The word ‘work’ conjures up memories, both good and bad, no matter who you say it to. We have all had that one workplace where we loved our co-workers, the work wasn’t so bad, and our boss was awesome. Likewise, we all have horror stories to tell where our workplaces were chaotic, the daily grind unfulfilling, and our co-workers as toxic as our boss. In both scenarios, the paycheck only becomes the focus when we say things like, “They don’t pay me enough to put up with…” or, “I love this job so much they don’t need to pay me to do…”. However, the reason we love or hate work has almost nothing to do with what we are getting paid, and almost everything to do with how we feel about our jobs.
It's no different for autistics. We, too, have employment experiences seared into our memories. Some remind us that work is worth it, and others have us wondering if we missed the email that said work is punishment, so deal with it. The difference for us is that the reasons why we like or hate a job are just a bit more complex.
The first time I remember understanding the implications of work came in grade school. As an undiagnosed autistic with sensory sensitivities, school was my least favorite place in the world. I loathed the early wake-up, the uncomfortable hours at a desk, and the snails' pace that time moves at when you are bored out of your mind. The social made it worse, of course. After all, little girls have a special talent for being cruel.
On one particularly anxiety-filled morning, my frustrated, single mother, decided honesty was the best policy, and she explained to me very succinctly how the world of work, well, works.
“Right now, school is your job and one day a job will be your job. No matter what, not all of your time will belong to you. You don’t have to like it; you just have to do it.” And just like that,
what it meant to work became clear, and depressing, at the same time.
Here's the thing about the stuff our parents tell us in moments of utter exasperation, it's usually the unedited truth. Such was the case with this pearly nugget of wisdom from my mom at 6 am on a school day. Sad as it was to hear, that is exactly how my mom felt about work. It's something you have to do to be able to earn the money to enjoy the time that does belong to you, and more disturbingly, you HAVE TO do it AND you don’t have to like it. Insert imploding child brain here.
Unfortunately, this is an all too common way of thinking about work. It is often pitched as “I work hard, so I can play hard”. But there is a problem with that logic and lies in the imbalance between work and play. The truth is we work a whole lot more than we play, spending multiple days a week where our time is not our own, and if we don’t like how we feel about it, it means being miserable almost 80% of your life. Think about that for a second, nearly 80% of your life is spent working and we somehow think that should all be summed up by a simple paycheck.
The truth is a paycheck alone just isn’t enough. There is more to work than that. There is the management to consider, your colleagues, your hours, your workwear, the environment itself, the travel to and from, the meal planning, and so much more.
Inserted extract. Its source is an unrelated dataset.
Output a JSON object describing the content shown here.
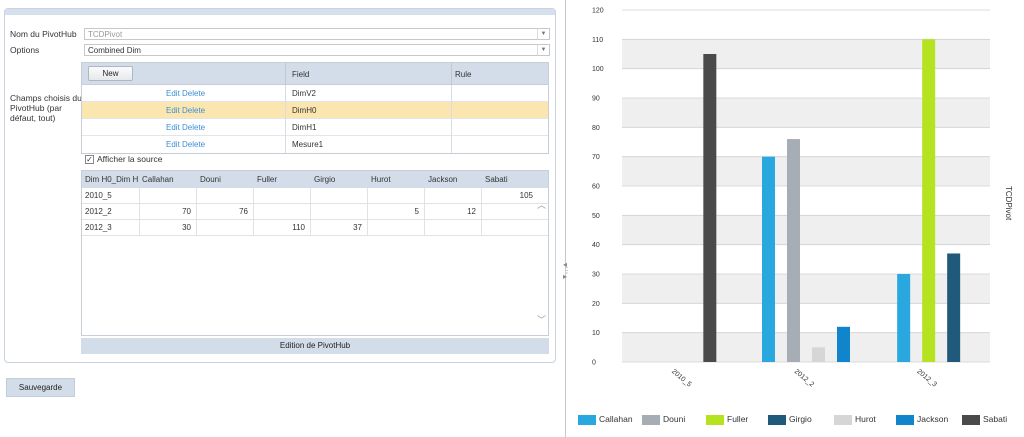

Work is actually a complex maze of performing for others while doing your best to keep your human needs to a minimum. It is absolutely absurd. It’s as though the expectation is that you leave your humanness at the door.
For autistics, there could not be a greater challenge. All those “human” concerns about having our needs met are actually just as, if not more, important for us every single time for autistic people. It is nearly impossible for us to sustain employment otherwise. We simply can not produce effectively in a work situation over an extended period of time without adaptations that include our humanness, and autisticness, first.
The world of work is full of unwritten social rules, a desire for sameness, and networking politics that are nothing but challenges and pitfalls for autistics. In fact, many of us suffer from workplace and employment trauma that usually has nothing to do with the actual work itself. Instead, it comes from having to ignore or mask our autistic human needs while we toil away for 80% of our lives. That may mean changes like flexible hours, fewer works days, working remotely, and scheduling breaks throughout the day.
It's time that what we mean when we say “work” changes, not just for autistics, but for everyone. It should no longer mean leaving your humanness, or autisticness, behind when you walk into work every day. It should no longer mean doing what we have to even if we don’t like it. It should no longer mean putting up with toxic co-workers, uncomfortable environments, and zero fulfillment. We can do so much better than that with that 80%.
Clearly, a shift in how we think about employment is well overdue. Workplace culture could use a major overhaul and the why behind our motivation to work needs to change. We all deserve the freedom and kindness to be our authentic selves and take care of our needs while we are at work. What that means for each of us will be different, but by creating less rigid workplaces, we also create space for employees to produce, without leaving their identities at the door. We need to build our humanness back into the way that we work, and with it, cultivation of difference, and a willingness to adapt. This is the only way we stand to succeed at making employment accessible and inclusive.
BECCA LORY HECTOR was diagnosed on the autism spectrum as an adult and has since become a dynamic autism advocate, consultant, speaker, and author. Becca has published multiple articles and books about life on the autism spectrum with the goal of spreading acceptance, building understanding, and encouraging self-advocacy. The creation of her international, grant-approved, virtual course for autistic adults, “Self Defined Living: A Path to a Quality Autistic Life”, is allowing her to help improve the lives of autistics in the now and on an almost daily basis.